─── Records for the task
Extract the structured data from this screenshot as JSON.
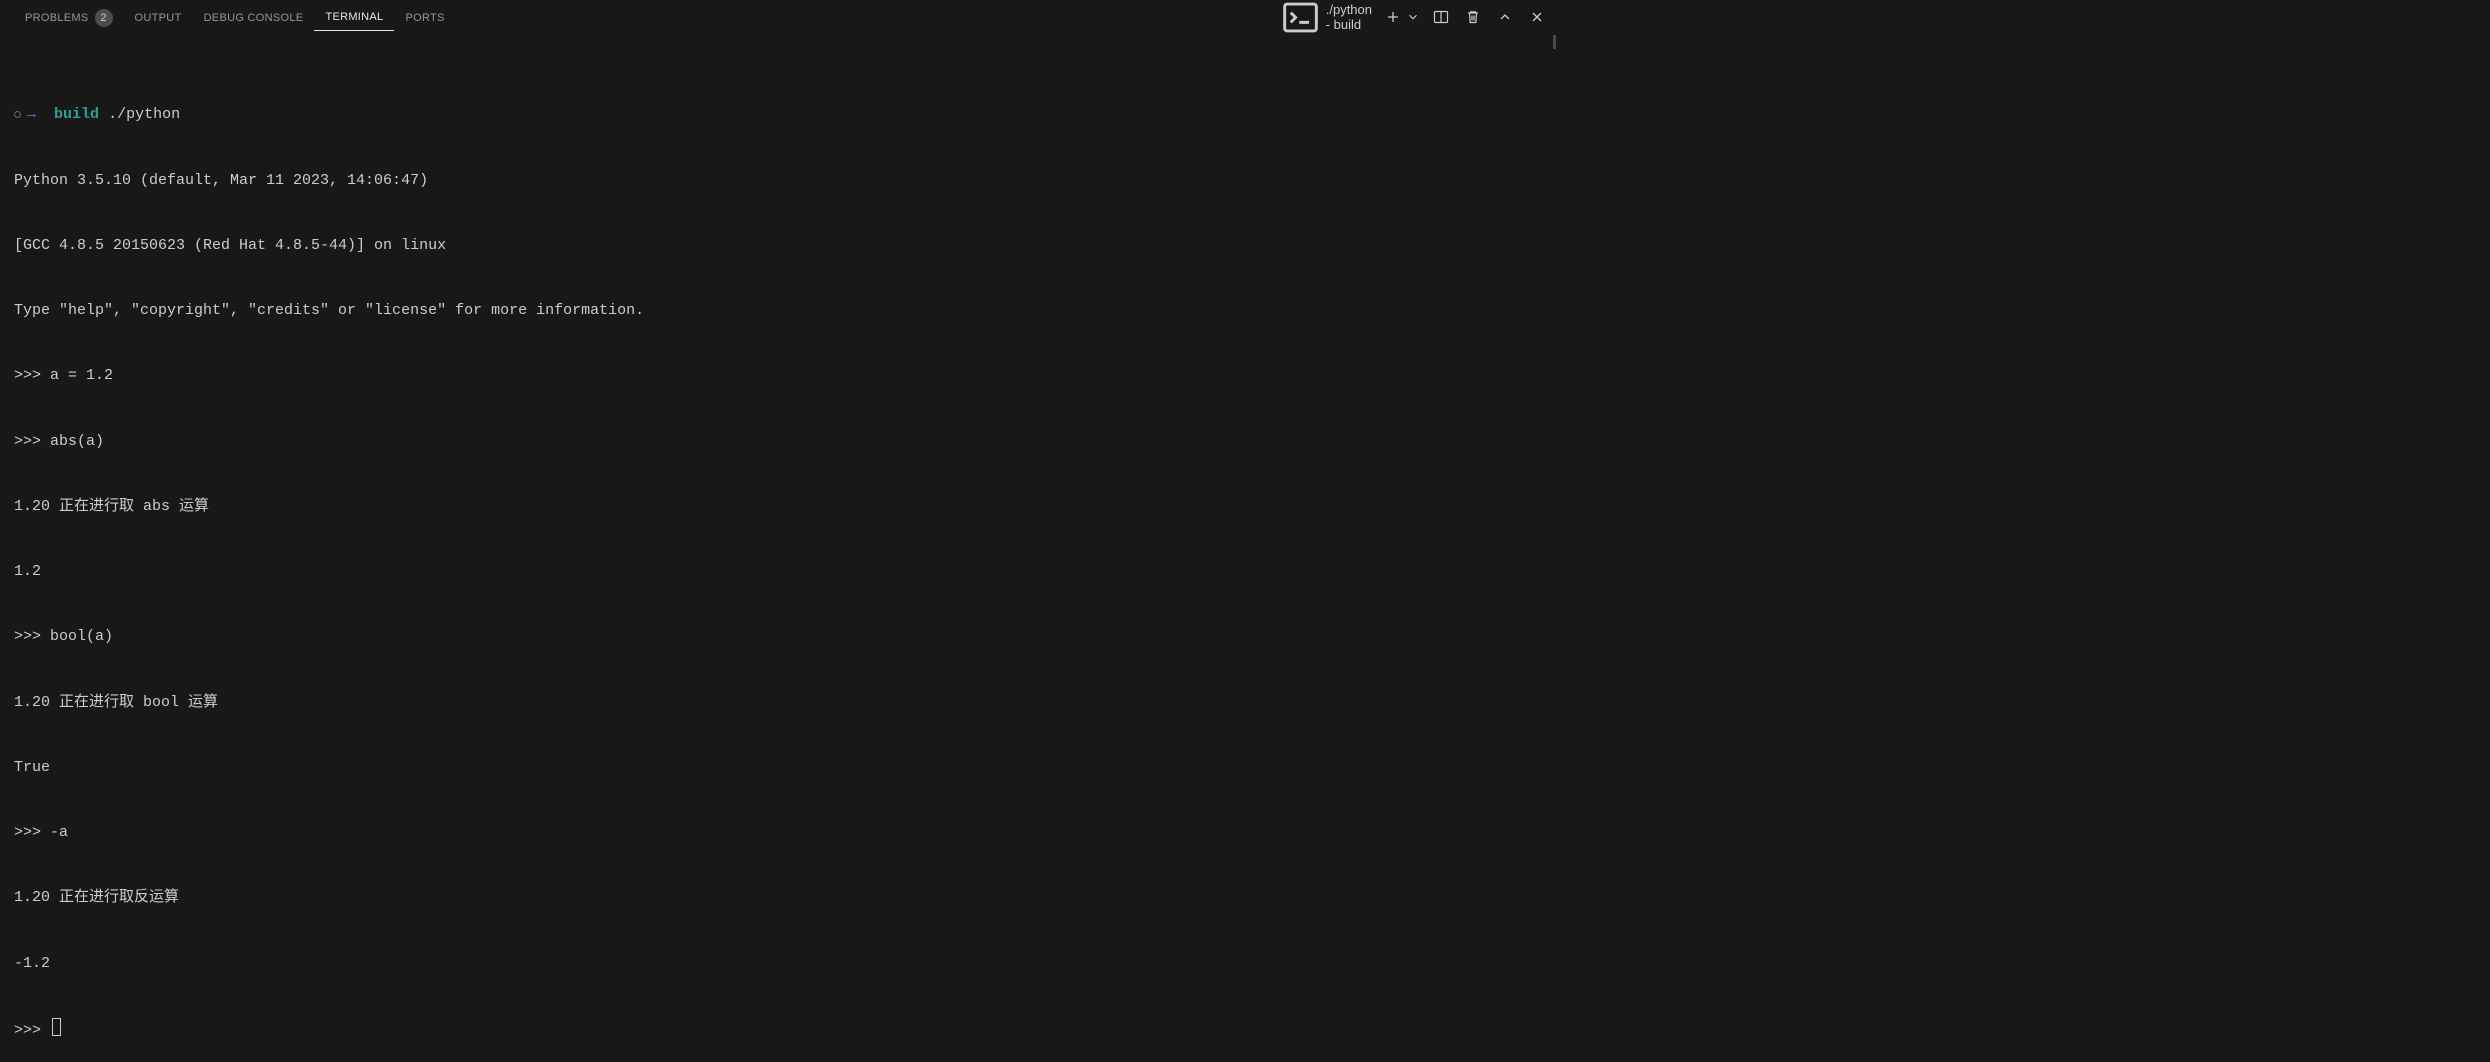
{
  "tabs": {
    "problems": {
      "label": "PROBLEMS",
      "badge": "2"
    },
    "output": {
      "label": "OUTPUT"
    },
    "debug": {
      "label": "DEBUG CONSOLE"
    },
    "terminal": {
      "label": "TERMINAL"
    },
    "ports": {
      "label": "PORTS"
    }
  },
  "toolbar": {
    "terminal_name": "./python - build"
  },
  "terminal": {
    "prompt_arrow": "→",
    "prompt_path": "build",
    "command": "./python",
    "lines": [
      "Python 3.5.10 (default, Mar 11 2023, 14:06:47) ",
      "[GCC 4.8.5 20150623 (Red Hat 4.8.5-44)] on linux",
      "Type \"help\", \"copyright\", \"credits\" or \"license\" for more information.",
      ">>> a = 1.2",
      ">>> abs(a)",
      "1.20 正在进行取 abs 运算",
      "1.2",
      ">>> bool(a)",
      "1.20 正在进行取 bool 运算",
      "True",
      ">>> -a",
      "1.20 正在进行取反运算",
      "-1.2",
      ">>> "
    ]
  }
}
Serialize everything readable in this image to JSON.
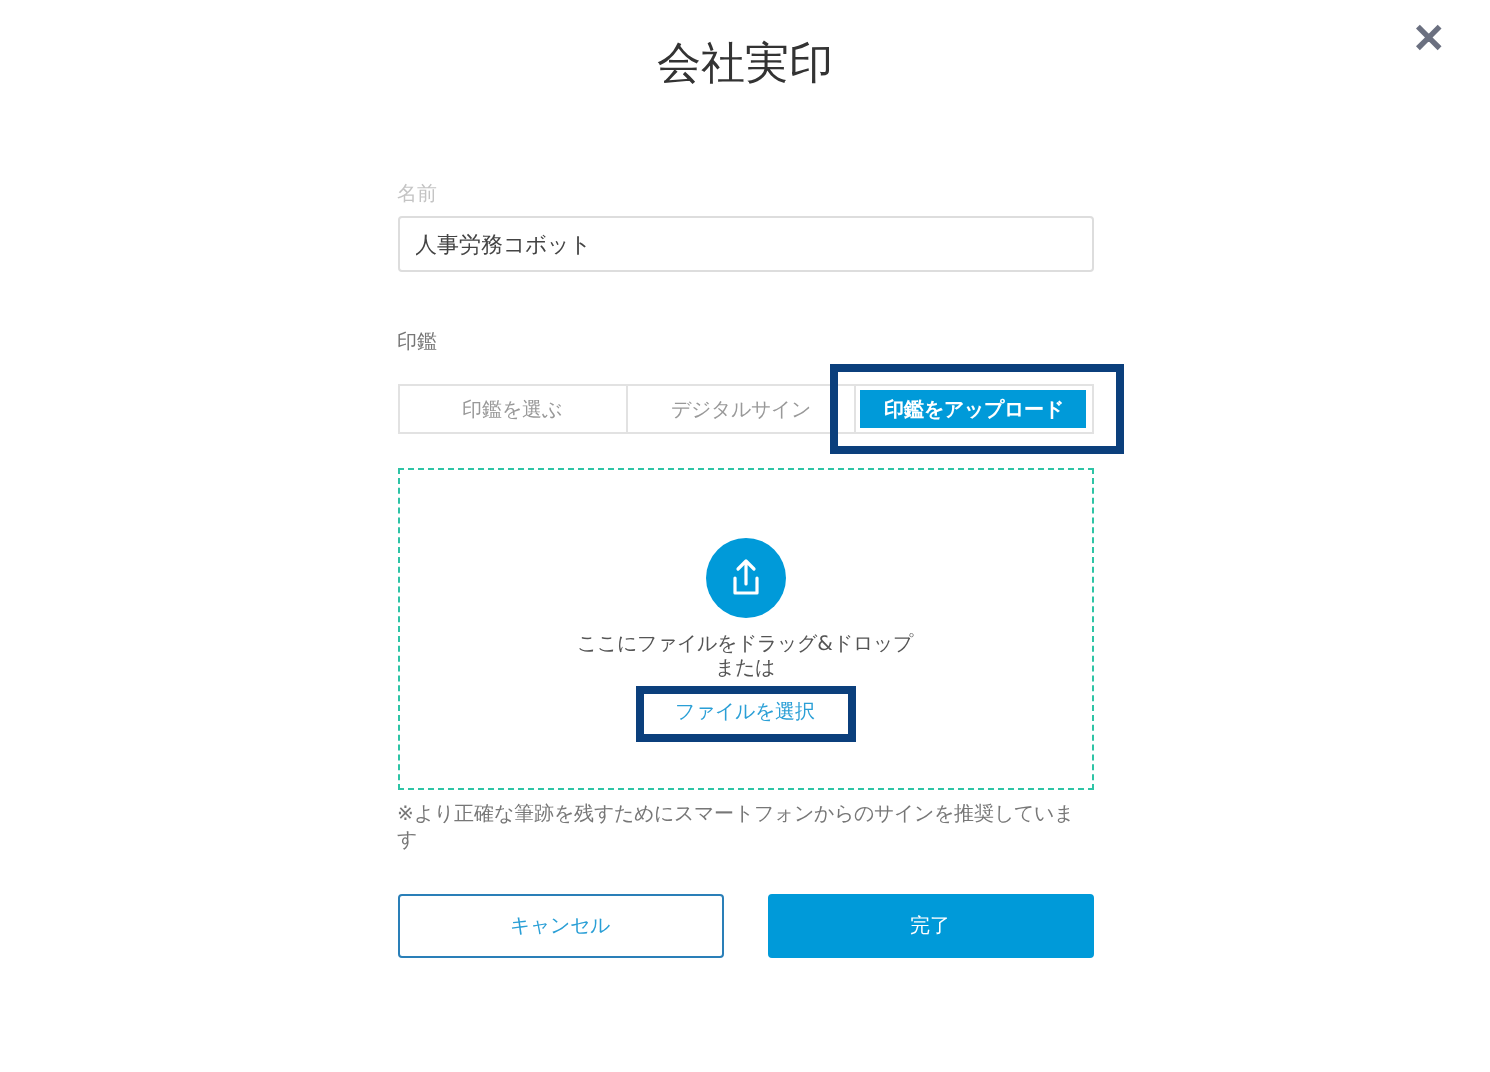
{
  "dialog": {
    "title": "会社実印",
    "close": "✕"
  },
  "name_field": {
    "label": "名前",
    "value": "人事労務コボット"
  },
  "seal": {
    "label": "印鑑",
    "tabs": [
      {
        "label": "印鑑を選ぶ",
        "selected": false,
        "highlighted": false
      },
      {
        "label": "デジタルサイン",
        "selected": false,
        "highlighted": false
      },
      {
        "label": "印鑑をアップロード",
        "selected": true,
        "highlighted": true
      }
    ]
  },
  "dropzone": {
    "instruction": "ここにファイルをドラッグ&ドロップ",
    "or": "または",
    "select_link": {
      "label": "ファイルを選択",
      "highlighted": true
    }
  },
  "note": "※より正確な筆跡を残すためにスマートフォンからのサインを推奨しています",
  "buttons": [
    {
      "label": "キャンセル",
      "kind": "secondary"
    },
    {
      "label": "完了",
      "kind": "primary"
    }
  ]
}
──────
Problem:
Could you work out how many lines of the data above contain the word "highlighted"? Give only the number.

Solution for this problem:
4